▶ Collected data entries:
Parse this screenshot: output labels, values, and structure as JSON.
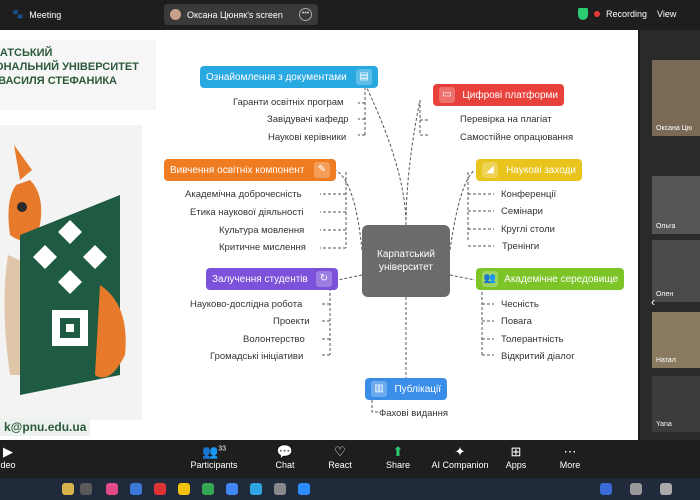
{
  "window": {
    "app_title": "Meeting",
    "screen_share_label": "Оксана Цюняк's screen",
    "recording_label": "Recording",
    "view_label": "View",
    "colors": {
      "accent": "#2ecc71",
      "recording": "#e53935"
    }
  },
  "slide": {
    "university_name": [
      "ПАТСЬКИЙ",
      "ІОНАЛЬНИЙ УНІВЕРСИТЕТ",
      "І ВАСИЛЯ СТЕФАНИКА"
    ],
    "email": "k@pnu.edu.ua",
    "center_node": "Карпатський університет",
    "branches": [
      {
        "key": "documents",
        "title": "Ознайомлення з документами",
        "color": "#29a9e1",
        "items": [
          "Гаранти освітніх програм",
          "Завідувачі кафедр",
          "Наукові керівники"
        ]
      },
      {
        "key": "components",
        "title": "Вивчення освітніх компонент",
        "color": "#f07c22",
        "items": [
          "Академічна доброчесність",
          "Етика наукової діяльності",
          "Культура мовлення",
          "Критичне мислення"
        ]
      },
      {
        "key": "students",
        "title": "Залучення студентів",
        "color": "#7b52d9",
        "items": [
          "Науково-дослідна робота",
          "Проекти",
          "Волонтерство",
          "Громадські ініціативи"
        ]
      },
      {
        "key": "publications",
        "title": "Публікації",
        "color": "#3b8ee8",
        "items": [
          "Фахові видання"
        ]
      },
      {
        "key": "platforms",
        "title": "Цифрові платформи",
        "color": "#e8403b",
        "items": [
          "Перевірка на плагіат",
          "Самостійне опрацювання"
        ]
      },
      {
        "key": "events",
        "title": "Наукові заходи",
        "color": "#e9c41c",
        "items": [
          "Конференції",
          "Семінари",
          "Круглі столи",
          "Тренінги"
        ]
      },
      {
        "key": "environment",
        "title": "Академічне середовище",
        "color": "#7cc428",
        "items": [
          "Чесність",
          "Повага",
          "Толерантність",
          "Відкритий діалог"
        ]
      }
    ]
  },
  "participants_panel": {
    "tiles": [
      {
        "name": "Оксана Цю"
      },
      {
        "name": "Ольга"
      },
      {
        "name": "Олен"
      },
      {
        "name": "Натал"
      },
      {
        "name": "Yana"
      }
    ]
  },
  "controls": {
    "video_label": "deo",
    "participants_label": "Participants",
    "participants_count": "33",
    "chat_label": "Chat",
    "react_label": "React",
    "share_label": "Share",
    "ai_label": "AI Companion",
    "apps_label": "Apps",
    "more_label": "More"
  }
}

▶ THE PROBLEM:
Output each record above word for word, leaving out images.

▶ REPLY TO THE TASK:
Parse this screenshot: output labels, values, and structure as JSON.
{
  "window": {
    "app_title": "Meeting",
    "screen_share_label": "Оксана Цюняк's screen",
    "recording_label": "Recording",
    "view_label": "View",
    "colors": {
      "accent": "#2ecc71",
      "recording": "#e53935"
    }
  },
  "slide": {
    "university_name": [
      "ПАТСЬКИЙ",
      "ІОНАЛЬНИЙ УНІВЕРСИТЕТ",
      "І ВАСИЛЯ СТЕФАНИКА"
    ],
    "email": "k@pnu.edu.ua",
    "center_node": "Карпатський університет",
    "branches": [
      {
        "key": "documents",
        "title": "Ознайомлення з документами",
        "color": "#29a9e1",
        "items": [
          "Гаранти освітніх програм",
          "Завідувачі кафедр",
          "Наукові керівники"
        ]
      },
      {
        "key": "components",
        "title": "Вивчення освітніх компонент",
        "color": "#f07c22",
        "items": [
          "Академічна доброчесність",
          "Етика наукової діяльності",
          "Культура мовлення",
          "Критичне мислення"
        ]
      },
      {
        "key": "students",
        "title": "Залучення студентів",
        "color": "#7b52d9",
        "items": [
          "Науково-дослідна робота",
          "Проекти",
          "Волонтерство",
          "Громадські ініціативи"
        ]
      },
      {
        "key": "publications",
        "title": "Публікації",
        "color": "#3b8ee8",
        "items": [
          "Фахові видання"
        ]
      },
      {
        "key": "platforms",
        "title": "Цифрові платформи",
        "color": "#e8403b",
        "items": [
          "Перевірка на плагіат",
          "Самостійне опрацювання"
        ]
      },
      {
        "key": "events",
        "title": "Наукові заходи",
        "color": "#e9c41c",
        "items": [
          "Конференції",
          "Семінари",
          "Круглі столи",
          "Тренінги"
        ]
      },
      {
        "key": "environment",
        "title": "Академічне середовище",
        "color": "#7cc428",
        "items": [
          "Чесність",
          "Повага",
          "Толерантність",
          "Відкритий діалог"
        ]
      }
    ]
  },
  "participants_panel": {
    "tiles": [
      {
        "name": "Оксана Цю"
      },
      {
        "name": "Ольга"
      },
      {
        "name": "Олен"
      },
      {
        "name": "Натал"
      },
      {
        "name": "Yana"
      }
    ]
  },
  "controls": {
    "video_label": "deo",
    "participants_label": "Participants",
    "participants_count": "33",
    "chat_label": "Chat",
    "react_label": "React",
    "share_label": "Share",
    "ai_label": "AI Companion",
    "apps_label": "Apps",
    "more_label": "More"
  }
}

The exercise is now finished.